◆ Source data
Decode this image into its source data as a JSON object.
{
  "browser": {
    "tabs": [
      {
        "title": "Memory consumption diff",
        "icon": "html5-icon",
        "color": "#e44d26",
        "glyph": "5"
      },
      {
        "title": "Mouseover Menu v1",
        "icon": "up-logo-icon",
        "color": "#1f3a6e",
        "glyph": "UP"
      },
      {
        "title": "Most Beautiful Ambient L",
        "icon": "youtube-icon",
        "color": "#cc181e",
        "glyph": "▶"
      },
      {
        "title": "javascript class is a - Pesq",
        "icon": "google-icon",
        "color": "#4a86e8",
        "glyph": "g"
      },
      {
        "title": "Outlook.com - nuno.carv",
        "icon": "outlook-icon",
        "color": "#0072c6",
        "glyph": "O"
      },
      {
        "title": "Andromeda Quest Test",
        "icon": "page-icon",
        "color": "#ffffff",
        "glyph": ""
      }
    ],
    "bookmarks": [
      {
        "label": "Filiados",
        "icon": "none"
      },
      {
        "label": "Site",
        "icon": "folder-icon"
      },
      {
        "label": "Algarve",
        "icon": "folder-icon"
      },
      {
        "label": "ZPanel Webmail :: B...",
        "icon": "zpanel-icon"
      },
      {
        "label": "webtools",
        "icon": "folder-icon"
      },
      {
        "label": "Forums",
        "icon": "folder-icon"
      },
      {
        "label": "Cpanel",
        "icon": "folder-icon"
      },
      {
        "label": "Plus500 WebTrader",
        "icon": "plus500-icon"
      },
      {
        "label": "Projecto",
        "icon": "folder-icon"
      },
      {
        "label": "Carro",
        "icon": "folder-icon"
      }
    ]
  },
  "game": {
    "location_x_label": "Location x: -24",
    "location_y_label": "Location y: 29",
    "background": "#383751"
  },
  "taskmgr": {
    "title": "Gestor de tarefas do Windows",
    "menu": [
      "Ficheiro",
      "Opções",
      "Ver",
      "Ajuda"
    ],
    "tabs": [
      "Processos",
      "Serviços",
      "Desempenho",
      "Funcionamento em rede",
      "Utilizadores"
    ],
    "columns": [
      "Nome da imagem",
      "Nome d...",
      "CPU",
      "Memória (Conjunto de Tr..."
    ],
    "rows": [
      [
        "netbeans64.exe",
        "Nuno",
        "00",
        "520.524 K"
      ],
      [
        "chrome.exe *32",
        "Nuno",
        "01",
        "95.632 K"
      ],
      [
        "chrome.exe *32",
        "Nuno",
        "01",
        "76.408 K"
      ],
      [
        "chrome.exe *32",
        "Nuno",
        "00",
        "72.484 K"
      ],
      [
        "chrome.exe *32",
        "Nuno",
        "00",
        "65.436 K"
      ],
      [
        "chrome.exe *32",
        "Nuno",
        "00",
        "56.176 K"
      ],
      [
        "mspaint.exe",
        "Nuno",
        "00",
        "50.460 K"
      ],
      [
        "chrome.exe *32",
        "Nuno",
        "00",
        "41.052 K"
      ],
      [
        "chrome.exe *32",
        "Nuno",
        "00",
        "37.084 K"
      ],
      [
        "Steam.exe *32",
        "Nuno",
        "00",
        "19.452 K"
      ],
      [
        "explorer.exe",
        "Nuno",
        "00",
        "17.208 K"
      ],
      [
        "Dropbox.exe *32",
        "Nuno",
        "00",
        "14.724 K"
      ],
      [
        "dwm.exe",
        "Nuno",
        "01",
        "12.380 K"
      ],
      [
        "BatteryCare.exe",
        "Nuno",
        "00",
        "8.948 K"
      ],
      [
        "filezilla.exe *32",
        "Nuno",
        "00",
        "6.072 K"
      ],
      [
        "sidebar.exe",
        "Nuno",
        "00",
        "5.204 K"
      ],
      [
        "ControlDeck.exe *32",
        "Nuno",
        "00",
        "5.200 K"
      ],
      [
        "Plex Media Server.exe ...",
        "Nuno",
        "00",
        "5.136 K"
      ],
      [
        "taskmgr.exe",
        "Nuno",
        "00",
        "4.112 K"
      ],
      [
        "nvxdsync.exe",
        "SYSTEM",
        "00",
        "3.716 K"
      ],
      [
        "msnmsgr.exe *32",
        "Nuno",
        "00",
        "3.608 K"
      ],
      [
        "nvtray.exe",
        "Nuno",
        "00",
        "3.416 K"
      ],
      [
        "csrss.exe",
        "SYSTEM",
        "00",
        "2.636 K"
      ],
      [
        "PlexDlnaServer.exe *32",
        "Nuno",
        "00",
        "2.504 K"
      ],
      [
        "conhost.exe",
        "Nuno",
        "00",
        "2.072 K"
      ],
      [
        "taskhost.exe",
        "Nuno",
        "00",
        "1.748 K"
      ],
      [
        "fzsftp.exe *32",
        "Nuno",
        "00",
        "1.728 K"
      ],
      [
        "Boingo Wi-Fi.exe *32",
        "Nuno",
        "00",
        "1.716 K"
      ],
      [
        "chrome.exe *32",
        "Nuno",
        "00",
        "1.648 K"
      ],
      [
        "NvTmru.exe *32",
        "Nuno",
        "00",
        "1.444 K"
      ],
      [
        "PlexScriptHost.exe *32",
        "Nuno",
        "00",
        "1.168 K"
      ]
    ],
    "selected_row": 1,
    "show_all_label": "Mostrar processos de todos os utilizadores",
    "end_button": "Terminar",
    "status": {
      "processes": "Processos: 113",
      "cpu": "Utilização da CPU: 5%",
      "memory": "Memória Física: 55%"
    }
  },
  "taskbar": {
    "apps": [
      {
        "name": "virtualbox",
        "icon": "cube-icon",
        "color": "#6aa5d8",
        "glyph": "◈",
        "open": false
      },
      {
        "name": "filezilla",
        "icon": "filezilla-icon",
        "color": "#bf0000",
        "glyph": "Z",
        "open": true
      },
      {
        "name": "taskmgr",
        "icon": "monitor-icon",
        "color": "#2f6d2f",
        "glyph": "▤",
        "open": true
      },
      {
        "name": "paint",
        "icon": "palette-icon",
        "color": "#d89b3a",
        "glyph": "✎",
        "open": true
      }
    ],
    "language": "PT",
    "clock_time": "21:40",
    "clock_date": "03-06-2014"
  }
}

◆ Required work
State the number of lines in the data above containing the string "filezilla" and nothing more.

◆ Reply
3